■ **Dataset entries**

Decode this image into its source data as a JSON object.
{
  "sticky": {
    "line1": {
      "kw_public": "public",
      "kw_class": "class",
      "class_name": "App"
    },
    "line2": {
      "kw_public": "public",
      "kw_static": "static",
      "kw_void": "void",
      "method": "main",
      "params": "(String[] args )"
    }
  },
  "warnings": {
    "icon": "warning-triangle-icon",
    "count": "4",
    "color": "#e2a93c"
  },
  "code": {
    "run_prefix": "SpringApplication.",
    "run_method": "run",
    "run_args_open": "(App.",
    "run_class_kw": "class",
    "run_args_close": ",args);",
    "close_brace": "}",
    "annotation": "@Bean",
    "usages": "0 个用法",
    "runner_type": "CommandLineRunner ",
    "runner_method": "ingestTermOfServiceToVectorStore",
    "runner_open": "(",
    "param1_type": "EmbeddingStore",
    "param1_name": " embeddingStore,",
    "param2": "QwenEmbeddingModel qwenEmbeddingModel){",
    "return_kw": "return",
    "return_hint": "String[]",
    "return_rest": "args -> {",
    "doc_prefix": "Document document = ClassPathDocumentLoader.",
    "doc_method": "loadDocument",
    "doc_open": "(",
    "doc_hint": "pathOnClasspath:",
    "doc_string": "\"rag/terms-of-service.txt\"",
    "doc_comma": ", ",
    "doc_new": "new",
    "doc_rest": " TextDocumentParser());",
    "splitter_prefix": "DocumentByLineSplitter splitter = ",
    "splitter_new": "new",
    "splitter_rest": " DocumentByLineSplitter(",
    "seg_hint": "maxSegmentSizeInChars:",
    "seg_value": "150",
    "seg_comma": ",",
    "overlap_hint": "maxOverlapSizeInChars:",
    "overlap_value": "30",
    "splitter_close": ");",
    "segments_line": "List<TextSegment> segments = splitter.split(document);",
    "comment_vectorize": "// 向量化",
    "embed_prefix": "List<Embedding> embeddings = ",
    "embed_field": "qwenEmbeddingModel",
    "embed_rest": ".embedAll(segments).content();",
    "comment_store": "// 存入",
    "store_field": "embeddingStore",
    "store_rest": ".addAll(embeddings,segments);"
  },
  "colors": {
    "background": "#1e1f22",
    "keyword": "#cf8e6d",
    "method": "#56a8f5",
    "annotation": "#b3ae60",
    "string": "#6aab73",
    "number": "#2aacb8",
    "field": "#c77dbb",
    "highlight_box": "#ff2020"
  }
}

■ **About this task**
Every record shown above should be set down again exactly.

■ **Written response**
Decode this image into its source data as a JSON object.
{
  "sticky": {
    "line1": {
      "kw_public": "public",
      "kw_class": "class",
      "class_name": "App"
    },
    "line2": {
      "kw_public": "public",
      "kw_static": "static",
      "kw_void": "void",
      "method": "main",
      "params": "(String[] args )"
    }
  },
  "warnings": {
    "icon": "warning-triangle-icon",
    "count": "4",
    "color": "#e2a93c"
  },
  "code": {
    "run_prefix": "SpringApplication.",
    "run_method": "run",
    "run_args_open": "(App.",
    "run_class_kw": "class",
    "run_args_close": ",args);",
    "close_brace": "}",
    "annotation": "@Bean",
    "usages": "0 个用法",
    "runner_type": "CommandLineRunner ",
    "runner_method": "ingestTermOfServiceToVectorStore",
    "runner_open": "(",
    "param1_type": "EmbeddingStore",
    "param1_name": " embeddingStore,",
    "param2": "QwenEmbeddingModel qwenEmbeddingModel){",
    "return_kw": "return",
    "return_hint": "String[]",
    "return_rest": "args -> {",
    "doc_prefix": "Document document = ClassPathDocumentLoader.",
    "doc_method": "loadDocument",
    "doc_open": "(",
    "doc_hint": "pathOnClasspath:",
    "doc_string": "\"rag/terms-of-service.txt\"",
    "doc_comma": ", ",
    "doc_new": "new",
    "doc_rest": " TextDocumentParser());",
    "splitter_prefix": "DocumentByLineSplitter splitter = ",
    "splitter_new": "new",
    "splitter_rest": " DocumentByLineSplitter(",
    "seg_hint": "maxSegmentSizeInChars:",
    "seg_value": "150",
    "seg_comma": ",",
    "overlap_hint": "maxOverlapSizeInChars:",
    "overlap_value": "30",
    "splitter_close": ");",
    "segments_line": "List<TextSegment> segments = splitter.split(document);",
    "comment_vectorize": "// 向量化",
    "embed_prefix": "List<Embedding> embeddings = ",
    "embed_field": "qwenEmbeddingModel",
    "embed_rest": ".embedAll(segments).content();",
    "comment_store": "// 存入",
    "store_field": "embeddingStore",
    "store_rest": ".addAll(embeddings,segments);"
  },
  "colors": {
    "background": "#1e1f22",
    "keyword": "#cf8e6d",
    "method": "#56a8f5",
    "annotation": "#b3ae60",
    "string": "#6aab73",
    "number": "#2aacb8",
    "field": "#c77dbb",
    "highlight_box": "#ff2020"
  }
}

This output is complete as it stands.